DATA SUPPLIED:
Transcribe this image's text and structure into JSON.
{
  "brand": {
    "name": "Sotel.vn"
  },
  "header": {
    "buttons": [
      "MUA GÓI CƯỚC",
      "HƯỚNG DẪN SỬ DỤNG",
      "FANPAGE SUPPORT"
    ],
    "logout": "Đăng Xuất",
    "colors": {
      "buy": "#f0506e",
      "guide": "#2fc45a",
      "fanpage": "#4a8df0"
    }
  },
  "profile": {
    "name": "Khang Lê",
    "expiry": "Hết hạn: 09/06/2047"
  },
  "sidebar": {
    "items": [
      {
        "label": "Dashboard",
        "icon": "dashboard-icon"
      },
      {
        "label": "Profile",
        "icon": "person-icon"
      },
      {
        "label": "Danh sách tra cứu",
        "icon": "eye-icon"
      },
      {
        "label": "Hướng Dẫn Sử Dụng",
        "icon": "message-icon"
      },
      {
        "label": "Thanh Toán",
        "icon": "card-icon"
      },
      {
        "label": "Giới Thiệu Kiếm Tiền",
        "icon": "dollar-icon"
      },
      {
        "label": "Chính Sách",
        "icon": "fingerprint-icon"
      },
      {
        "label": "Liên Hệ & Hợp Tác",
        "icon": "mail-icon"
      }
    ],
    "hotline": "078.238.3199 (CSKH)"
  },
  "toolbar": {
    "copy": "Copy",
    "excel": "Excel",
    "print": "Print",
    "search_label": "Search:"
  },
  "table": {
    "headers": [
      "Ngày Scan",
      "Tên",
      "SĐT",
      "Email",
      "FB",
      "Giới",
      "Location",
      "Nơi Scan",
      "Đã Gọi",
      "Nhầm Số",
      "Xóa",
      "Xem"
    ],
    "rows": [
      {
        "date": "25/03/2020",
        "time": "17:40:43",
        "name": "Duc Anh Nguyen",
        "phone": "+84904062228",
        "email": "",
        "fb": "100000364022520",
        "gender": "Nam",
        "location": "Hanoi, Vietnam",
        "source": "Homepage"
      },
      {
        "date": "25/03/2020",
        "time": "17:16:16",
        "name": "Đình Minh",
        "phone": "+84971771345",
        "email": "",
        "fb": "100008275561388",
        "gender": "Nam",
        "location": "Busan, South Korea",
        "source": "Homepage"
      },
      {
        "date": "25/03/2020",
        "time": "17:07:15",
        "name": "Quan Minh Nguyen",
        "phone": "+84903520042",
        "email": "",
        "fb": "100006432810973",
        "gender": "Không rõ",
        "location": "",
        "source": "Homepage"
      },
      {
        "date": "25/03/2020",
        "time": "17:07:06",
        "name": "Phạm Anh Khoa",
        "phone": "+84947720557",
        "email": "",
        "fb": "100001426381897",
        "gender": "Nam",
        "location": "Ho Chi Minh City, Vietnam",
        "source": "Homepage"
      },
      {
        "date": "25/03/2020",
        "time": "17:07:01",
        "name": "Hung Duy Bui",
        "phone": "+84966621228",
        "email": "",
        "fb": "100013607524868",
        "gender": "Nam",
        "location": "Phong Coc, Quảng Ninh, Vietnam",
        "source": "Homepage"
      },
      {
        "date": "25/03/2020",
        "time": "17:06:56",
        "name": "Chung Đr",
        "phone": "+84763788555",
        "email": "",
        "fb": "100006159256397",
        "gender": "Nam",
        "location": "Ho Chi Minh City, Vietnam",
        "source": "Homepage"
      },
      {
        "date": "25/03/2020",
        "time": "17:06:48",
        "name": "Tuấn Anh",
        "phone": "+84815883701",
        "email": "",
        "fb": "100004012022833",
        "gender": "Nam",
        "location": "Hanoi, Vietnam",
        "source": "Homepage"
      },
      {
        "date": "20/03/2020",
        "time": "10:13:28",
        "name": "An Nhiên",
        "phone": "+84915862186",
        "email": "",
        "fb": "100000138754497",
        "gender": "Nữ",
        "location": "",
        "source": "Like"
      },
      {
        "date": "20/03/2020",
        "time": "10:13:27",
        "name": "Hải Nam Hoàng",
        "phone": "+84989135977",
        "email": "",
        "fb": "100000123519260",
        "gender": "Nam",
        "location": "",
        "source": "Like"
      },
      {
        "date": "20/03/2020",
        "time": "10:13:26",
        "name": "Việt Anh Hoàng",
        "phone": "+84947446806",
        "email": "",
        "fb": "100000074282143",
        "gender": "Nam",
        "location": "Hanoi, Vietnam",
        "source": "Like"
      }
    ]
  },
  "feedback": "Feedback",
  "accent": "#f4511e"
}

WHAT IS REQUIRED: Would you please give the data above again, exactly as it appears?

RESPONSE TO THIS EXERCISE:
Transcribe this image's text and structure into JSON.
{
  "brand": {
    "name": "Sotel.vn"
  },
  "header": {
    "buttons": [
      "MUA GÓI CƯỚC",
      "HƯỚNG DẪN SỬ DỤNG",
      "FANPAGE SUPPORT"
    ],
    "logout": "Đăng Xuất",
    "colors": {
      "buy": "#f0506e",
      "guide": "#2fc45a",
      "fanpage": "#4a8df0"
    }
  },
  "profile": {
    "name": "Khang Lê",
    "expiry": "Hết hạn: 09/06/2047"
  },
  "sidebar": {
    "items": [
      {
        "label": "Dashboard",
        "icon": "dashboard-icon"
      },
      {
        "label": "Profile",
        "icon": "person-icon"
      },
      {
        "label": "Danh sách tra cứu",
        "icon": "eye-icon"
      },
      {
        "label": "Hướng Dẫn Sử Dụng",
        "icon": "message-icon"
      },
      {
        "label": "Thanh Toán",
        "icon": "card-icon"
      },
      {
        "label": "Giới Thiệu Kiếm Tiền",
        "icon": "dollar-icon"
      },
      {
        "label": "Chính Sách",
        "icon": "fingerprint-icon"
      },
      {
        "label": "Liên Hệ & Hợp Tác",
        "icon": "mail-icon"
      }
    ],
    "hotline": "078.238.3199 (CSKH)"
  },
  "toolbar": {
    "copy": "Copy",
    "excel": "Excel",
    "print": "Print",
    "search_label": "Search:"
  },
  "table": {
    "headers": [
      "Ngày Scan",
      "Tên",
      "SĐT",
      "Email",
      "FB",
      "Giới",
      "Location",
      "Nơi Scan",
      "Đã Gọi",
      "Nhầm Số",
      "Xóa",
      "Xem"
    ],
    "rows": [
      {
        "date": "25/03/2020",
        "time": "17:40:43",
        "name": "Duc Anh Nguyen",
        "phone": "+84904062228",
        "email": "",
        "fb": "100000364022520",
        "gender": "Nam",
        "location": "Hanoi, Vietnam",
        "source": "Homepage"
      },
      {
        "date": "25/03/2020",
        "time": "17:16:16",
        "name": "Đình Minh",
        "phone": "+84971771345",
        "email": "",
        "fb": "100008275561388",
        "gender": "Nam",
        "location": "Busan, South Korea",
        "source": "Homepage"
      },
      {
        "date": "25/03/2020",
        "time": "17:07:15",
        "name": "Quan Minh Nguyen",
        "phone": "+84903520042",
        "email": "",
        "fb": "100006432810973",
        "gender": "Không rõ",
        "location": "",
        "source": "Homepage"
      },
      {
        "date": "25/03/2020",
        "time": "17:07:06",
        "name": "Phạm Anh Khoa",
        "phone": "+84947720557",
        "email": "",
        "fb": "100001426381897",
        "gender": "Nam",
        "location": "Ho Chi Minh City, Vietnam",
        "source": "Homepage"
      },
      {
        "date": "25/03/2020",
        "time": "17:07:01",
        "name": "Hung Duy Bui",
        "phone": "+84966621228",
        "email": "",
        "fb": "100013607524868",
        "gender": "Nam",
        "location": "Phong Coc, Quảng Ninh, Vietnam",
        "source": "Homepage"
      },
      {
        "date": "25/03/2020",
        "time": "17:06:56",
        "name": "Chung Đr",
        "phone": "+84763788555",
        "email": "",
        "fb": "100006159256397",
        "gender": "Nam",
        "location": "Ho Chi Minh City, Vietnam",
        "source": "Homepage"
      },
      {
        "date": "25/03/2020",
        "time": "17:06:48",
        "name": "Tuấn Anh",
        "phone": "+84815883701",
        "email": "",
        "fb": "100004012022833",
        "gender": "Nam",
        "location": "Hanoi, Vietnam",
        "source": "Homepage"
      },
      {
        "date": "20/03/2020",
        "time": "10:13:28",
        "name": "An Nhiên",
        "phone": "+84915862186",
        "email": "",
        "fb": "100000138754497",
        "gender": "Nữ",
        "location": "",
        "source": "Like"
      },
      {
        "date": "20/03/2020",
        "time": "10:13:27",
        "name": "Hải Nam Hoàng",
        "phone": "+84989135977",
        "email": "",
        "fb": "100000123519260",
        "gender": "Nam",
        "location": "",
        "source": "Like"
      },
      {
        "date": "20/03/2020",
        "time": "10:13:26",
        "name": "Việt Anh Hoàng",
        "phone": "+84947446806",
        "email": "",
        "fb": "100000074282143",
        "gender": "Nam",
        "location": "Hanoi, Vietnam",
        "source": "Like"
      }
    ]
  },
  "feedback": "Feedback",
  "accent": "#f4511e"
}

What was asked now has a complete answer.